We were the first in a stream of 120,000 volunteers who in a quarter- century worked in 94 countries, and we didn’t know what to expect.

Critics spoke of ″Kennedy’s Kiddie Corps″ on a ″Crewcut Crusade.″ Former President Dwight D. Eisenhower spoke of a ″juvenile experiment.″

These days the Peace Corps is as much a part of the federal establishment as the U.S. Postal Service, and almost as conspicuous. A total of 5,800 volunteers are working in 64 countries, a force reduced by budget cuts from nearly 17,000 deployed in the mid-’60s.

Kwame Nkrumah, Ghana’s firebrand prime minister, spent that summer careening around Eastern Europe and the Soviet Union promoting African socialism, unsure whether he wanted U.S. volunteers.

When Sargent Shriver, the Peace Corps founding director, initially offered Ghana volunteers in April 1961, Nkrumah asked for plumbers.

When offered secondary school teachers, he said he wanted only graduates of Harvard, Yale and Princeton. He had to be satisfied with what the Peace Corps sent him, and there wasn’t a plumber among us.

What Nkrumah probably didn’t know was that of the 51 volunteers, only 16 had actually had full-time professional teaching experience. The rest of us were willing amateurs, the kind of people who have become the Peace Corps staple. Throughout its history, the Peace Corps has sought specialists but has never recruited them in any appreciable numbers.

After two years in Africa, most Ghana I volunteers returned to the lives they had interrupted.

″If you write a story, you’ll scare people away,″ said Ophelia Gona, now a biochemist in Upper Montclair, N.J., and one of the reunion’s most enthusiastic organizers. The Ghana I volunteers, she remembered, always were touchy about their privacy.

None of us became household names as did former volunteers Paul Tsongas, a former senator from Massachusetts, or Sen. Christopher Dodd, D-Conn. John Demos, who teaches history at Brandeis University, won the 1982 George Bancroft Award for a book about New England witches. One book about the Peace Corps came out of the group, but no one remembers reading it.

While many returned to teaching in the United States, others continued to work abroad. Barnett Chessin’s last address, for example, was with U.S. Agency for International Development in Nouakchott, Mauritania.

Dorothy (DeeDee) Vellenga often visited Ghana to research women’s lives as a professor at Muskingum College, New Concord, Ohio. She was the first among us to die, of cancer, at 47 on Oct. 3, 1984.

George Coyne, now 54, of Plainfield, N.J., returned from two years in Ghana to teach science in a Clark, N.J., classroom down the hall from the one he occupied before he went to Ghana. He is still in Clark.

For those wondering what they would do if they had it to do all over again, there is Bob Klein, now 57, of Montclair, N.J. In 1973, he volunteered for a second time, taking his wife, Carol, and their children, Sarah, then 3, and Benjamin, 2, for two more years in Ghana.

Not all Ghana I members come from New Jersey.
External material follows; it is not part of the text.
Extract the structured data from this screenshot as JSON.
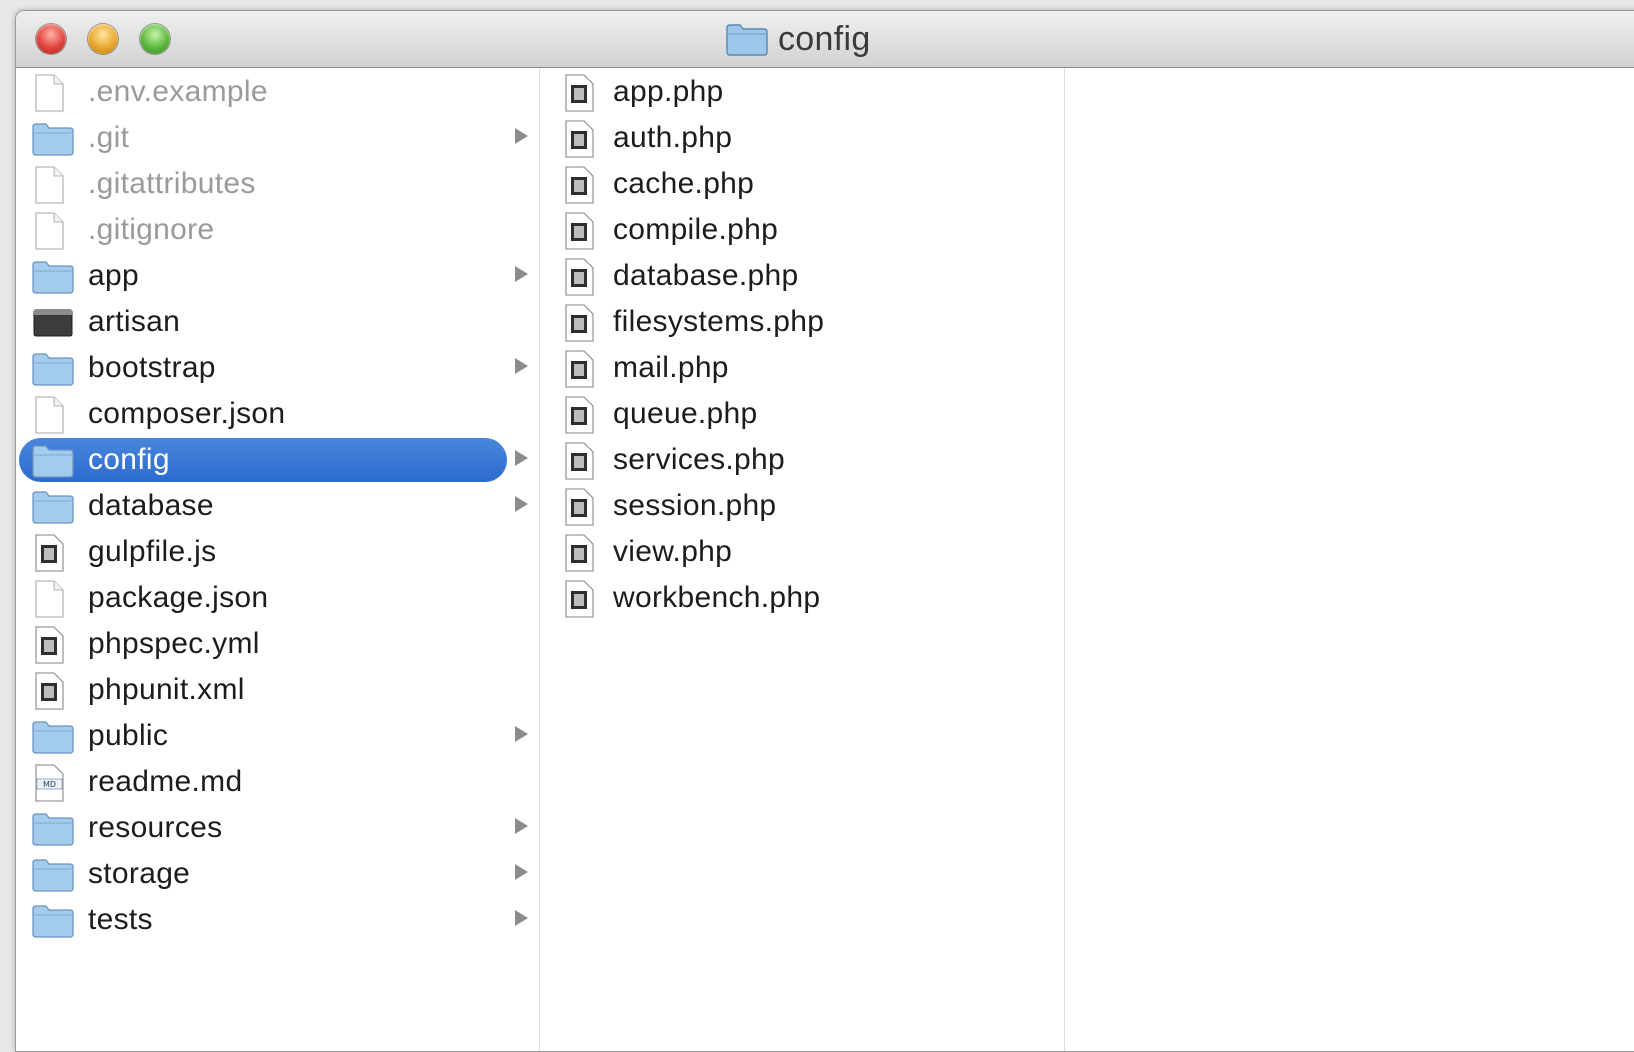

Newell Flather, who has provided his family beach house for the reunion, in 1961 left for Ghana from the Harvard campus. John Krisko will come from Thermopolis, Wyo., where he has taught school. Dick and Ann Port, the first married couple the Peace Corps sent abroad, are coming from Honolulu.

Tom Livingston, 47, now an antiques dealer in Berkeley, Calif., will lead a contingent of half a dozen West Coast residents. Originally from Woodale, Ill., he won trivia immortality on Sept. 12, 1961, when he reported for duty at a school in Dodowa, Ghana, and became the first volunteer on the job.

″These are not ordinary lives,″ said Marion Morrison, now a San Francisco banker who still lives in the house where she was born. ″We’re so much more interesting a group than we were 25 years ago.″

No matter how we’ve lived, we’re a pretty special crowd.

After all, we were the first.